Available data START

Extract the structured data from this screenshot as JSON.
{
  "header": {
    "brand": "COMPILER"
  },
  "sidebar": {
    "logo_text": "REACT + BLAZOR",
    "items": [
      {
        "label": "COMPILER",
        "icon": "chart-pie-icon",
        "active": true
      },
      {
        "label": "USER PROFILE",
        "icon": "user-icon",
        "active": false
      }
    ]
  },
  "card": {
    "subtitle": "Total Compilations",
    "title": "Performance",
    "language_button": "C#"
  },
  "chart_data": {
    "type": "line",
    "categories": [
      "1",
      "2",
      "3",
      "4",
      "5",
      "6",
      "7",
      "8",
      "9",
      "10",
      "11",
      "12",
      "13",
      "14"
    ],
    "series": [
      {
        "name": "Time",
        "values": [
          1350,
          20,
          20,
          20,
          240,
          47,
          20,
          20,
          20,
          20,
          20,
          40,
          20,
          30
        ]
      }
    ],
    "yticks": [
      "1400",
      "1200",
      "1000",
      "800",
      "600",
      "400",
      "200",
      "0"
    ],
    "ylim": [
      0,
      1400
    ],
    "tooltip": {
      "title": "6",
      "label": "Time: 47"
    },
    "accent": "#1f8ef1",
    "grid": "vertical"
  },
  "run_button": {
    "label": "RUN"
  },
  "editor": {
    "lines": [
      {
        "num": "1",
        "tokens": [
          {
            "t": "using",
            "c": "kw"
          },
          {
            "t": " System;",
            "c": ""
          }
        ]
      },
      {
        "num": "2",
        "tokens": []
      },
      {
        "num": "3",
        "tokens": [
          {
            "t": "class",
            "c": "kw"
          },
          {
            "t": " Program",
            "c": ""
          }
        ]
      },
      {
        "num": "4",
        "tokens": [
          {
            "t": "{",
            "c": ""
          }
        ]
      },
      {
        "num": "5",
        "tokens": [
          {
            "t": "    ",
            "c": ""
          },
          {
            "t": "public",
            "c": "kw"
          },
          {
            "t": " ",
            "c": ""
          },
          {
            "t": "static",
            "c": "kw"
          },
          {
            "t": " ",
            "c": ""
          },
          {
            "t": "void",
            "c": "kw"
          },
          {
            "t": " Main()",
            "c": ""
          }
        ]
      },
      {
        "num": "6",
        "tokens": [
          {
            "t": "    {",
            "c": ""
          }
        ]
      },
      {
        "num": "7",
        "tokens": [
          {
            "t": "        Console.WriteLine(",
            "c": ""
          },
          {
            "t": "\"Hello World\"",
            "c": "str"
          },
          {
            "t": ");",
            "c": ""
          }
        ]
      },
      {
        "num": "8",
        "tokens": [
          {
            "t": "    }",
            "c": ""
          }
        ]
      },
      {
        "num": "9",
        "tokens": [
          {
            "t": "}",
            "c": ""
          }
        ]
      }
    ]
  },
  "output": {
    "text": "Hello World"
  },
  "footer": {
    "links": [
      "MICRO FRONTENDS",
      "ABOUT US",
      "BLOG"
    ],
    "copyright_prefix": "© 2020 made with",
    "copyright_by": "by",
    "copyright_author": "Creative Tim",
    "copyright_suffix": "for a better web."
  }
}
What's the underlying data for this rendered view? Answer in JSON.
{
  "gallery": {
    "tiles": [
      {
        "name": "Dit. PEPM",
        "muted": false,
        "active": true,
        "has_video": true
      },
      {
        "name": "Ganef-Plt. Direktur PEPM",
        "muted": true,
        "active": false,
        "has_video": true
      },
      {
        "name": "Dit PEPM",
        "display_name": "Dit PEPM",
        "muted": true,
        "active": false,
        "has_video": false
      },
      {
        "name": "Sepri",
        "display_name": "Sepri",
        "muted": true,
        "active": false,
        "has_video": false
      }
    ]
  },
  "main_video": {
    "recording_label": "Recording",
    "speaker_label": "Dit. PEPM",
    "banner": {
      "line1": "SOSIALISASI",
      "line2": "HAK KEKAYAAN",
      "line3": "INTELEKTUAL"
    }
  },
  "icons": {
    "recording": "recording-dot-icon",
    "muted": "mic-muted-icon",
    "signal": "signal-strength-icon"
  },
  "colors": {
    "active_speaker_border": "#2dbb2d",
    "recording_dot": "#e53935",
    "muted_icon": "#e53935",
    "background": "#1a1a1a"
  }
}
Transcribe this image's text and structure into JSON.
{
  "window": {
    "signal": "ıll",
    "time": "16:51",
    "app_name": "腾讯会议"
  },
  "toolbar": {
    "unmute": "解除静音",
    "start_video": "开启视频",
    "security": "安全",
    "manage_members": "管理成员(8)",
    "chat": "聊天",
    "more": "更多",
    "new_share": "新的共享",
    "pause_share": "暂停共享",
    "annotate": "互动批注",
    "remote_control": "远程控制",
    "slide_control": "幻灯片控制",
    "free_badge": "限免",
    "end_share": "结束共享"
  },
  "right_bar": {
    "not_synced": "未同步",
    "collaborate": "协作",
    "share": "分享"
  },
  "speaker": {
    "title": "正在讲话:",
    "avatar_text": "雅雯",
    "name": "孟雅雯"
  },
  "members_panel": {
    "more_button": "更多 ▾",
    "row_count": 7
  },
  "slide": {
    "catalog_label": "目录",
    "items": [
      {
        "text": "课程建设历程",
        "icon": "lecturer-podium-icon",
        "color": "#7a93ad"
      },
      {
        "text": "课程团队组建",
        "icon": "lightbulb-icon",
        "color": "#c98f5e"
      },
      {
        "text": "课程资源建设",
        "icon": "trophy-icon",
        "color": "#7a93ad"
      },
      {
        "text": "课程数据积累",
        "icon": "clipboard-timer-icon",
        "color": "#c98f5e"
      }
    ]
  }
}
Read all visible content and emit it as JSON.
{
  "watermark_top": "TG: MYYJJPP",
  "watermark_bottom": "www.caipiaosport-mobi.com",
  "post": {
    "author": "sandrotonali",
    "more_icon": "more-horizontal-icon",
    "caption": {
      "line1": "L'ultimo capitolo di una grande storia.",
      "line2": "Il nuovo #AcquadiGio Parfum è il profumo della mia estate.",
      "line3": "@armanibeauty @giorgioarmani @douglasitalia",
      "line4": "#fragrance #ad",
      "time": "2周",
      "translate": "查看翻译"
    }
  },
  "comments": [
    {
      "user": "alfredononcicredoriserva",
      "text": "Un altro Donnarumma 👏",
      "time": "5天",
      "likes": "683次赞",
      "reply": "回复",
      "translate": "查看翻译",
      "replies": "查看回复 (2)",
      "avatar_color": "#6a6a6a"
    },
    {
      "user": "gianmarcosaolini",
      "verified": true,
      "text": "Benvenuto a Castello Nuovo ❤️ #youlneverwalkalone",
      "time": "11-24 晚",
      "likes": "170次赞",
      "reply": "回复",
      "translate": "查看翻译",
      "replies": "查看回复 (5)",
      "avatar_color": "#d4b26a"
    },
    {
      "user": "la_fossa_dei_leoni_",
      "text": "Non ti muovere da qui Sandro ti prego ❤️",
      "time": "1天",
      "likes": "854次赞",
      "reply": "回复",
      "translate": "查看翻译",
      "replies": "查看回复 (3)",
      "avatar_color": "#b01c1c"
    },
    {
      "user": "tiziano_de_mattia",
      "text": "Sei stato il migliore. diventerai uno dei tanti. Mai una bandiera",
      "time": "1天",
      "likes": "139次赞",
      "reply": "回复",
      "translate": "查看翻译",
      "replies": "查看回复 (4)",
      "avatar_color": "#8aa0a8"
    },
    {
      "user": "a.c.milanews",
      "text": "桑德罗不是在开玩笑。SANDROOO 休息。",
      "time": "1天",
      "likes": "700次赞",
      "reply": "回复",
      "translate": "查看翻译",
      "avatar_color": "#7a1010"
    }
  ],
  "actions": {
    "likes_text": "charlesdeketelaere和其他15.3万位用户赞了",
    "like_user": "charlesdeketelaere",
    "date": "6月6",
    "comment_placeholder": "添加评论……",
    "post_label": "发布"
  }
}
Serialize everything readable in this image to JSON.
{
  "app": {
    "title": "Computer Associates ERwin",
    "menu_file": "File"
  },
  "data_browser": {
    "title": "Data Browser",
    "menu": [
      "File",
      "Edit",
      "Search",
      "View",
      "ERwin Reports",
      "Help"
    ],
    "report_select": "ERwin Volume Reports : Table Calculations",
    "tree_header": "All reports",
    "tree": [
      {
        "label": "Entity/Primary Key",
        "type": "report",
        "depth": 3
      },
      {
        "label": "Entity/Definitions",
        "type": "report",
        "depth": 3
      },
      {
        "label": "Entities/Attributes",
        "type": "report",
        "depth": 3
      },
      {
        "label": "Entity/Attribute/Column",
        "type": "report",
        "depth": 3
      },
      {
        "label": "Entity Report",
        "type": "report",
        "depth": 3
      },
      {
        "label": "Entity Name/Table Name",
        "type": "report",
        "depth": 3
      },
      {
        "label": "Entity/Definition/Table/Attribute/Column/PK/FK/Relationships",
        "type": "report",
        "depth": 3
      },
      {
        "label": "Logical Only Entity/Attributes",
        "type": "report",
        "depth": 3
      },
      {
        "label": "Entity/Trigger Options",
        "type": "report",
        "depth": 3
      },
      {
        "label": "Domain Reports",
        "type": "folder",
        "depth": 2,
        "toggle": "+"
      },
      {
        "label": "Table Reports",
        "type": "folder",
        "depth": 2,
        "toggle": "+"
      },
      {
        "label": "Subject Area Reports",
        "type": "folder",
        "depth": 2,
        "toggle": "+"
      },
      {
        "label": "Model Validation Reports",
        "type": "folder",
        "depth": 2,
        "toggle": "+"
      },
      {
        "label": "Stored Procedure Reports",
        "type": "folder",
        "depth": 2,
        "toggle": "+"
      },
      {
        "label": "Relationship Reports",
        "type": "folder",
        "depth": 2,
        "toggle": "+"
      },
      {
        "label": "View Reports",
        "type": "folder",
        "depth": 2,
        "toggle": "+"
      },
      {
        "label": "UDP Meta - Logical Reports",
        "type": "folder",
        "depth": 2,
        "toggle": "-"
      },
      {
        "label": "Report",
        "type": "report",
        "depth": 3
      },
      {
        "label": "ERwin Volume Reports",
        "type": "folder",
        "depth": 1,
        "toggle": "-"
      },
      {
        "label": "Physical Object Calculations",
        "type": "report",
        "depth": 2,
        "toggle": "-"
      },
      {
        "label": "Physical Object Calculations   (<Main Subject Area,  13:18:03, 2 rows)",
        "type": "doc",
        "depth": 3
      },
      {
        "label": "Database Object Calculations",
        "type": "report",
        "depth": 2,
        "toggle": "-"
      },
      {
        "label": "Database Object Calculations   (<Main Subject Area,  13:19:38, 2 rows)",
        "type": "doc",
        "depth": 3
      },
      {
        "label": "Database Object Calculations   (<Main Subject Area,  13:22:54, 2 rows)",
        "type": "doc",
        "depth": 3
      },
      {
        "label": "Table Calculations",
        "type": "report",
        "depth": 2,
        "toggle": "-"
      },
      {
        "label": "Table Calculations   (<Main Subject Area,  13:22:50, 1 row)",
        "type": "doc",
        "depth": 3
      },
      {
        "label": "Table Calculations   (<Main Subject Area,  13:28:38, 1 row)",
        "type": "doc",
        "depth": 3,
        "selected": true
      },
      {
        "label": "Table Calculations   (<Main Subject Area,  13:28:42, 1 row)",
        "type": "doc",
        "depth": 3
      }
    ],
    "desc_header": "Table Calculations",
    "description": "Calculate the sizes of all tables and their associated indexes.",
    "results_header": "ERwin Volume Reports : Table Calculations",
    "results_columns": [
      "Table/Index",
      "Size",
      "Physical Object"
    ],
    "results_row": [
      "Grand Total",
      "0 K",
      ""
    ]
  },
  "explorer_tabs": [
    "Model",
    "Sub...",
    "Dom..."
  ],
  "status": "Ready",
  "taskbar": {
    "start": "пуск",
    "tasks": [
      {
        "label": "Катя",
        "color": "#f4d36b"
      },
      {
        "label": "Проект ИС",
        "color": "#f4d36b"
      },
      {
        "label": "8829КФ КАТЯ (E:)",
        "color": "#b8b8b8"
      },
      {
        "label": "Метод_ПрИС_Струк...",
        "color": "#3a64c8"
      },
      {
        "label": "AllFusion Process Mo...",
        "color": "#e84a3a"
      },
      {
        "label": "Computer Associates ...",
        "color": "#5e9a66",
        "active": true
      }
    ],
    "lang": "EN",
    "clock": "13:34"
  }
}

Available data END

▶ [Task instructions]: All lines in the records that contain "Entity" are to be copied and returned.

▶ [Written answer]:
        "label": "Entity/Primary Key",
        "label": "Entity/Definitions",
        "label": "Entity/Attribute/Column",
        "label": "Entity Report",
        "label": "Entity Name/Table Name",
        "label": "Entity/Definition/Table/Attribute/Column/PK/FK/Relationships",
        "label": "Logical Only Entity/Attributes",
        "label": "Entity/Trigger Options",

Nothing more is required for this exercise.